_Data records_.

*****

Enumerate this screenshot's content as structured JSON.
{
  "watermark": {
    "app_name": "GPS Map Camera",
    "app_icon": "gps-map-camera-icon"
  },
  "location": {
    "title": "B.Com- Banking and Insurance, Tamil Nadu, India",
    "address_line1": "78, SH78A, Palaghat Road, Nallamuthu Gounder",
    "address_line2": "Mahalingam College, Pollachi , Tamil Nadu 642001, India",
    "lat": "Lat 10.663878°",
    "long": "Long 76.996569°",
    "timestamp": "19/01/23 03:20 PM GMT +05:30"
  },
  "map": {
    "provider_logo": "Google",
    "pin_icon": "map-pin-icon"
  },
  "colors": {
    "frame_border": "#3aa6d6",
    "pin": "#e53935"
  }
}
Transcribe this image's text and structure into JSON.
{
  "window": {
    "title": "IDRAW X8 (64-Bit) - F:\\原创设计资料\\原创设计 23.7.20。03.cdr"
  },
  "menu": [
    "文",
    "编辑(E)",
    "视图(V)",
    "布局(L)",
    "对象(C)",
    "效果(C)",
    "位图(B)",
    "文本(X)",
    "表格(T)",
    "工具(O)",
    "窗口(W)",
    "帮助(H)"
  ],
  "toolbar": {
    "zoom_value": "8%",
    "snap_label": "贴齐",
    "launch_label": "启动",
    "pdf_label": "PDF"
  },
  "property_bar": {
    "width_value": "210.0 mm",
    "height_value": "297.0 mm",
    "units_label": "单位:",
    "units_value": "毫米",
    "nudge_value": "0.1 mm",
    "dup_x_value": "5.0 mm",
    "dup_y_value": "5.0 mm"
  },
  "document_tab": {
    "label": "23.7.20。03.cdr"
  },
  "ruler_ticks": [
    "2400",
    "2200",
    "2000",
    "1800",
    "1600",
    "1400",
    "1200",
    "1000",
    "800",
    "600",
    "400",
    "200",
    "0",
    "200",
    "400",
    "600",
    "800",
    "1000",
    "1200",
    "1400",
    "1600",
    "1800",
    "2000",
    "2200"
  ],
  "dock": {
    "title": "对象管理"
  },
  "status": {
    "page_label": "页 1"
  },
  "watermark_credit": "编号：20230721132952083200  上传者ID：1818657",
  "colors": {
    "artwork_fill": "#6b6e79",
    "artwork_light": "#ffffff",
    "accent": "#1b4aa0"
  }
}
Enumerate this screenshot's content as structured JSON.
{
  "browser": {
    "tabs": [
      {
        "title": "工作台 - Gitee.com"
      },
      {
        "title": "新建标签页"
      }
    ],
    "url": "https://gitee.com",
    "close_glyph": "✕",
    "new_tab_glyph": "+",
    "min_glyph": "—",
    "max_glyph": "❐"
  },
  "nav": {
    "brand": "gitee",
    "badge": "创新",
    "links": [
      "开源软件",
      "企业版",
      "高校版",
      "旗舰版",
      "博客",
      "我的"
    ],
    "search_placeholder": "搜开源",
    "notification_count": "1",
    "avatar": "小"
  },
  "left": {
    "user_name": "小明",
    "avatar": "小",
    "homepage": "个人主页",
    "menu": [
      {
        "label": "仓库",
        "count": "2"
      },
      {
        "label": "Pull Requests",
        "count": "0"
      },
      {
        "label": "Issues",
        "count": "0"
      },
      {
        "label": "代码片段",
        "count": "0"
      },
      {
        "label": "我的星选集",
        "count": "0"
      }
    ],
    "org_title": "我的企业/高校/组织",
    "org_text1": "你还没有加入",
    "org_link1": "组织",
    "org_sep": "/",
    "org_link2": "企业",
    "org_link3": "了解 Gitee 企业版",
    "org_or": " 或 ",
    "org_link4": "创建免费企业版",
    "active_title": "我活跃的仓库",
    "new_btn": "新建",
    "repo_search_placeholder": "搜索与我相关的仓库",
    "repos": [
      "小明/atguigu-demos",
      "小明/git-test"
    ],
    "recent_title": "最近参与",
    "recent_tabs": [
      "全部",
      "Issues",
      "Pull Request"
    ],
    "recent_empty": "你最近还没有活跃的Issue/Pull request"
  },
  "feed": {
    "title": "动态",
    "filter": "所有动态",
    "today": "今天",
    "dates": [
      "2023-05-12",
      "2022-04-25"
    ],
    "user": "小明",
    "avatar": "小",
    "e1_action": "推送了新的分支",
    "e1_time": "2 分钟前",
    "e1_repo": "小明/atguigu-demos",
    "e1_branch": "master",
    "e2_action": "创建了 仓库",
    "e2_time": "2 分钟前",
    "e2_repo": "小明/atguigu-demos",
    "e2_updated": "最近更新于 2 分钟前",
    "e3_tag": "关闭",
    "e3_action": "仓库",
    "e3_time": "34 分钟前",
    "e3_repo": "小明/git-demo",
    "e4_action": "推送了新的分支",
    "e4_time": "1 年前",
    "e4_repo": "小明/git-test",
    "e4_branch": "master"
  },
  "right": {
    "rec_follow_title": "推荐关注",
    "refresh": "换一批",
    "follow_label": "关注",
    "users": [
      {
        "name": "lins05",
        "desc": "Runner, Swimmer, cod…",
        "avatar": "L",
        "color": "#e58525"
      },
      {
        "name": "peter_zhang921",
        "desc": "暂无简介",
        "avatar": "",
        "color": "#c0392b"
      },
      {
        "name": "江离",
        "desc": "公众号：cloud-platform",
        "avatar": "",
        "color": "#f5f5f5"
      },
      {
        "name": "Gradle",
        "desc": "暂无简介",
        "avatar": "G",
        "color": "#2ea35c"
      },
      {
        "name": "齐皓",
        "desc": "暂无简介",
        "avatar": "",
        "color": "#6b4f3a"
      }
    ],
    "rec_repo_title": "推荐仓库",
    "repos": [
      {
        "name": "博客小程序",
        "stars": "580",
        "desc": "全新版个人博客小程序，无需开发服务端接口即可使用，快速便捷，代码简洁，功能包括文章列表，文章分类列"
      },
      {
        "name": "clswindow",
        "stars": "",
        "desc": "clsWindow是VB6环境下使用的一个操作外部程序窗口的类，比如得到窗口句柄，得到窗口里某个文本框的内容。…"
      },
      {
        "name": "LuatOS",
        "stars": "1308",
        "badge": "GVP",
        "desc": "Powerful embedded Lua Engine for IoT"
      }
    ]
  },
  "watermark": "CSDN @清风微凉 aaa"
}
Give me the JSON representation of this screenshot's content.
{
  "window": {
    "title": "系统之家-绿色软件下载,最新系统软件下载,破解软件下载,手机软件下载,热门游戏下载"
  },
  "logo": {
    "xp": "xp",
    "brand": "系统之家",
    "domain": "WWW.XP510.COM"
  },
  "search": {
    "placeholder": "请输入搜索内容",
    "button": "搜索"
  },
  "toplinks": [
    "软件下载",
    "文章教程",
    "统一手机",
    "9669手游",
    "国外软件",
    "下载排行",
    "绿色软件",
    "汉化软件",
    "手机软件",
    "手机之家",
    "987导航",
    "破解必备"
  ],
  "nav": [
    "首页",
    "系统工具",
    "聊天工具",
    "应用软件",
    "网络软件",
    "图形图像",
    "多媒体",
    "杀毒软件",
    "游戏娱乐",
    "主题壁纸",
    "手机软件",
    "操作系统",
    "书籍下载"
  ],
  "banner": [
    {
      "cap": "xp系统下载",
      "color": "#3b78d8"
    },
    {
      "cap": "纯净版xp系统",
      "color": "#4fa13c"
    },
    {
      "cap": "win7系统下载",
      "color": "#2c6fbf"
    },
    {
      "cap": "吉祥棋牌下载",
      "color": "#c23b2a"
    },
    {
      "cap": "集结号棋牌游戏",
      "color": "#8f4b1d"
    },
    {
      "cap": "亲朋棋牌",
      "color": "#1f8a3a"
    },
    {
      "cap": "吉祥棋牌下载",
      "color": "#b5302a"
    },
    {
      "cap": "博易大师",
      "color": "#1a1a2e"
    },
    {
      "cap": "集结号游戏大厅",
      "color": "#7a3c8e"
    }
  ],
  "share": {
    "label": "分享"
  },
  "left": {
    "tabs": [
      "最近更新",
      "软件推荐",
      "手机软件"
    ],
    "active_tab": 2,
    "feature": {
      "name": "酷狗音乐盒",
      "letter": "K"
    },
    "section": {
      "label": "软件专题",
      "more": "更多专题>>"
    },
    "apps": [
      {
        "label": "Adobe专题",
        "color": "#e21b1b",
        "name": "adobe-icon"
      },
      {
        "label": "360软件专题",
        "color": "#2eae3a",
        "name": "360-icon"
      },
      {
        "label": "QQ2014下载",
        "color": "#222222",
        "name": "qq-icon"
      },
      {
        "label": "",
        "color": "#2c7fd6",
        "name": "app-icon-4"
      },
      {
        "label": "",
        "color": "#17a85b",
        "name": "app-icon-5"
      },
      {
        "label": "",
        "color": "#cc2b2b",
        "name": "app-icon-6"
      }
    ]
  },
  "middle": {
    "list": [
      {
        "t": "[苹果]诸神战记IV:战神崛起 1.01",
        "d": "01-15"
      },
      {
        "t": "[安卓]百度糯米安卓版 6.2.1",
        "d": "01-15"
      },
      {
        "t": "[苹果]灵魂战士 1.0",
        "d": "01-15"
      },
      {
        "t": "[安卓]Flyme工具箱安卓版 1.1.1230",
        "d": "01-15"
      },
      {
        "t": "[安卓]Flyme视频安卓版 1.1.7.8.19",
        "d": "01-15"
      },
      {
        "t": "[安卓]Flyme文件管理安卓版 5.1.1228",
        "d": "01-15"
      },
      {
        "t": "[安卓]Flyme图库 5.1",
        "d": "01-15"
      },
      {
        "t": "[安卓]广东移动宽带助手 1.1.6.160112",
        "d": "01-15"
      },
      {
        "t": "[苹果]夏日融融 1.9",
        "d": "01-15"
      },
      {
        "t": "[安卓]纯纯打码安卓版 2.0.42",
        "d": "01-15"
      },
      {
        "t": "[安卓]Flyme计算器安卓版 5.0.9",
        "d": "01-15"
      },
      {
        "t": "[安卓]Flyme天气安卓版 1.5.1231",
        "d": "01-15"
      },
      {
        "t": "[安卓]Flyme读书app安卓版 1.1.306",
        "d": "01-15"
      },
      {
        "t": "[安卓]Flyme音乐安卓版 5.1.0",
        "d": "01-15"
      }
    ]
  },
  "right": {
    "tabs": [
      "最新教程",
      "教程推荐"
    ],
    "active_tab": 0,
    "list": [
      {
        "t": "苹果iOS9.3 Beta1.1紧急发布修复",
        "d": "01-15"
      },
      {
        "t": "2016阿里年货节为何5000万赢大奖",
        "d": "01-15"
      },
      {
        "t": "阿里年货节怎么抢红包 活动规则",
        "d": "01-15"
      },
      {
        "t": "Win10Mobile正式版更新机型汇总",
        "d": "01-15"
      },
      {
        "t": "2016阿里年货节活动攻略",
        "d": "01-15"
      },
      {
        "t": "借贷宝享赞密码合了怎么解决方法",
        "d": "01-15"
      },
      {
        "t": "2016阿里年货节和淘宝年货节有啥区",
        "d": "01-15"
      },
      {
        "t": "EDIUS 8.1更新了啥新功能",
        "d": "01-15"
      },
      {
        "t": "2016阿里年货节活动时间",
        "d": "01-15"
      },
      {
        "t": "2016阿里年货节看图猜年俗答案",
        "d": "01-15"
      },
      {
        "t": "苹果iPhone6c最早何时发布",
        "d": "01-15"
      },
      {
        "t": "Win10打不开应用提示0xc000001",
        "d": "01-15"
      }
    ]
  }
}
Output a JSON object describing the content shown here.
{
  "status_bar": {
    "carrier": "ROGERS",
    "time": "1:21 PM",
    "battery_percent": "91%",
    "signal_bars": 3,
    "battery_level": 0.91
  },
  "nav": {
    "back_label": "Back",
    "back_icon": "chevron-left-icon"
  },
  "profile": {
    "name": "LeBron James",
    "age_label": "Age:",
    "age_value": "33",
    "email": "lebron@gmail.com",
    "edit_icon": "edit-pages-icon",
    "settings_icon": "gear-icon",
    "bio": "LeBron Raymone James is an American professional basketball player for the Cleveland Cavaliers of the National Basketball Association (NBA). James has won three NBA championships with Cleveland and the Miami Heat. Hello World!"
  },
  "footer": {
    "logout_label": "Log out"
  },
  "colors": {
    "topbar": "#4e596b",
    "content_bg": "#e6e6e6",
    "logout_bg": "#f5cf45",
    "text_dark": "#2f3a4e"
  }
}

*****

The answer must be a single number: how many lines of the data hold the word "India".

_Answer section_. 2